In addition to mobility, an individual’s ability to manage self-care and everyday skills are important functional factors. Activities of daily living (ADLs) and instrumental activities of daily living (IADLs) should be screened for, again noting any recent changes in these skills. Changes in ADLs and IADLs affect overall function, independence, living situations, and employment.9,14
Screening for mobility and function may allow the clinical practitioners to detect changes early in order to prevent or limit deficits. By screening for key elements that need to be addressed, mobility and function can be determined. Areas that need to be addressed are locomotion, functional activities, musculoskeletal system defects, neurologic changes, and surgeries.
Coding the developmental disability appropriately assists in readily identifying these individuals. The International Classification of Diseases (ICD)-9 code for CP is 343 and for SB is 741.15 Identification of common functional impairments is also helpful in their treatment. The ICD-9 codes for some of the physical problems that lead to functional impairment are noted in Table III.
Common deficits in CP that lead to functional problems are decreases in mobility, motor control, coordination, or sensation, along with spasticity.3 Common deficits leading to functional difficulty in SB include a decreased mobility, loss of movement and sensation below the level of the lesion, musculoskeletal deformities, including clubfeet and scoliosis, visual impairments, and cognitive impairments.3
After screening persons with these disabilities, the geriatrics practitioner will be able to determine whether the individual has experienced significant changes in function or mobility status. Referral for rehabilitation services may be necessary for these persons to regain optimal levels of function. Physical therapy and occupational therapy can address locomotion and ADLs, including recommendations for orthoses, assistive devices, and wheelchairs. If swallowing or communication deficits are noted, then a specialist in communication disorders may need to be contacted. If nutrition is a concern, then referral to a registered dietitian may be necessary. Social services could assist in community resources, funding sources, and equipment needs.
Geriatrics practitioners may be the first link to medical care for adults with CP or SB. Special attention should be focused on the fact that these individuals have lived a lifetime with chronic disability. Performing a comprehensive screen for function and mobility could provide valuable information to the clinician and result in early recognition of mobility and functional deficits. Addressing issues early may prevent secondary conditions that lead to changes, and result in improved function and/or mobility for the individual while decreasing medical costs.

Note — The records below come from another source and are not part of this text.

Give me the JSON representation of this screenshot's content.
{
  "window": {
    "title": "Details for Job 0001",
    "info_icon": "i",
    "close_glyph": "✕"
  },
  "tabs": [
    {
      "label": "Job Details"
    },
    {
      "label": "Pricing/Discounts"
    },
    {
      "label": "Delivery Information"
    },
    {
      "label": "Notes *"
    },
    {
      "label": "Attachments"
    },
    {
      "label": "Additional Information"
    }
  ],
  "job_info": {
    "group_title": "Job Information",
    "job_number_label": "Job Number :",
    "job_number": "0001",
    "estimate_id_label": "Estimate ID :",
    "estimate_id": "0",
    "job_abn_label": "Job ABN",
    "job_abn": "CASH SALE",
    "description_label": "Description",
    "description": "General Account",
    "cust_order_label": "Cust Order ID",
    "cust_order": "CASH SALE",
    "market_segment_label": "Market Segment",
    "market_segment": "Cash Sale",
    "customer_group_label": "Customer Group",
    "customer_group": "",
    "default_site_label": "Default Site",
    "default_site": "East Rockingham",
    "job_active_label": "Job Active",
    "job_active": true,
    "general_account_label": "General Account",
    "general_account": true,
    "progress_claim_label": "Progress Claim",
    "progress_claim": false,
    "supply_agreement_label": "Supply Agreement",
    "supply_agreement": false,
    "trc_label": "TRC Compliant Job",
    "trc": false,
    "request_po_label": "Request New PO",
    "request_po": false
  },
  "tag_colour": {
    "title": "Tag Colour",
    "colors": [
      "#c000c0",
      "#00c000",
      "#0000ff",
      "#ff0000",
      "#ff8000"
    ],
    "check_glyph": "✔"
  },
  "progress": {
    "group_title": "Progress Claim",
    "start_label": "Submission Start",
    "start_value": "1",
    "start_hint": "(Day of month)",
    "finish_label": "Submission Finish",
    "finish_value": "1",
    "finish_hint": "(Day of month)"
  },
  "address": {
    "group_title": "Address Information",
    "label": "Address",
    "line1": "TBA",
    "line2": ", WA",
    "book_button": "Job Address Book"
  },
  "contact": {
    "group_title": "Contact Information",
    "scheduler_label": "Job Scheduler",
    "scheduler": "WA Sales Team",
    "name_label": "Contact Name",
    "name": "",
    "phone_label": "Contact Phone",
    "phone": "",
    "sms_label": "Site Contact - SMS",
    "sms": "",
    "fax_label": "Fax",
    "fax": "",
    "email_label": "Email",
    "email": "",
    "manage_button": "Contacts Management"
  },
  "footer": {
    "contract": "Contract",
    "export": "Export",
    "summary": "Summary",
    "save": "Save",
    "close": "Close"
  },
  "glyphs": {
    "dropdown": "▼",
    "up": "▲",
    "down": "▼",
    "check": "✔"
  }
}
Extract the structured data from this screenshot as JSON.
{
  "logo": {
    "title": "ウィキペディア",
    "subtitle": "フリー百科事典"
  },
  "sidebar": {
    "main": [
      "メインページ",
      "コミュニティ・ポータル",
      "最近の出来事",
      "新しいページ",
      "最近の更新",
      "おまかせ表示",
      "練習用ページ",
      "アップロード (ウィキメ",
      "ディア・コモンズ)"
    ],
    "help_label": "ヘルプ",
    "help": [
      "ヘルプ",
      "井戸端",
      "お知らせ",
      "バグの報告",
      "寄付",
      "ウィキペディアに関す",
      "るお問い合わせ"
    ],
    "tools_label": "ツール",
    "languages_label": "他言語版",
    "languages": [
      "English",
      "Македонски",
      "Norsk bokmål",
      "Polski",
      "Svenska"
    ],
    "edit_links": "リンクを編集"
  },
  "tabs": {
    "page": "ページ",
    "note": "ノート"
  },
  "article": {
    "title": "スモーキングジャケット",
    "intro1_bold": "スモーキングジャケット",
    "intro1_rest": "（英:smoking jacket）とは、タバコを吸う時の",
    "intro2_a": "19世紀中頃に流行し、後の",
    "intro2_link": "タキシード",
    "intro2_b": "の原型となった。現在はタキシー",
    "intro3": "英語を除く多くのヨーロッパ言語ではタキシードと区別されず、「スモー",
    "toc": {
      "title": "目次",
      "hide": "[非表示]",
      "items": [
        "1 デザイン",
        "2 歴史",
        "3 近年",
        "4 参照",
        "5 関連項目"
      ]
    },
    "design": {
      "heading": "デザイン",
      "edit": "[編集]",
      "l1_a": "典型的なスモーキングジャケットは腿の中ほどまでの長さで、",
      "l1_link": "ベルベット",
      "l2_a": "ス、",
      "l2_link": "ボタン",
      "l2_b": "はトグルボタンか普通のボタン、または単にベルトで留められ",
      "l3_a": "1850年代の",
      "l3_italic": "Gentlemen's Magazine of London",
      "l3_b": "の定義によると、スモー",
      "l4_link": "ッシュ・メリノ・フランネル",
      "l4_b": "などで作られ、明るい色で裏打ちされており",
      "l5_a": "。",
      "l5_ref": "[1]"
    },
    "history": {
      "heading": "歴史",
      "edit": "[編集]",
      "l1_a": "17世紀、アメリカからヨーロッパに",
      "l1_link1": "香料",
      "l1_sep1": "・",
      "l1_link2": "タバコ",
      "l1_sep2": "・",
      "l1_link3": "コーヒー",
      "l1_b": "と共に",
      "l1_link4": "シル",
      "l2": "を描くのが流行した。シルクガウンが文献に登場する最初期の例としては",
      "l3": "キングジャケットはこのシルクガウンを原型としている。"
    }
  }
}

Healthcare professionals should conceptualize CP and SB not as childhood diseases but as chronic lifelong disabilities in order to provide optimal independence and quality of life for individuals throughout the lifespan.
The author reports no relevant financial relationships.